Manuel said...

Oiga, joven, ya me chi...fló usté. All my life, I believed that it said "centro" not "centros". But even the pinche version oficial says "centros"!! Chin!! All this time I had it wrong!

At the risk of messing with your fine review, while looking for confirmation of my wretched memory, I came across a reseña that claims that my tocayo is a Christ figure since he follows a vía crucis towards his own calvario. What do you think? I haven't read the novel, but that take somewhat intrigues me. Would you buy that premise? I get the feeling that this difference in interpretation might be cultural since, as you know, most Meskins are muy católicos and, you know, pobrecitos los pochos, tan lejos de Dios and living en los USofA among all those protestantes and aleluyas.

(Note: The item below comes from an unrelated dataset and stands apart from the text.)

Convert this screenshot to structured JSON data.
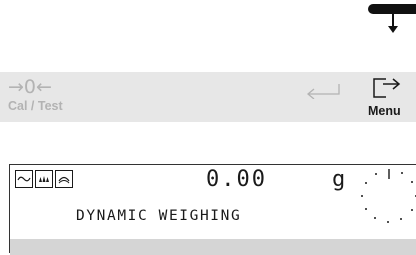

Atte.,

Your most esteemed friend, y

S.S.S.

Manuel

msedano said...

don manuel, that exalts the pendejo too much. christ parallels exist, i suppose. juan manuel goes through some torment by the placa but no crown of thorns that i recall. i'm challenged to see any critical provender in a christ template. i remain content to allow the character and events to sit on the page as is.

ate,
mvs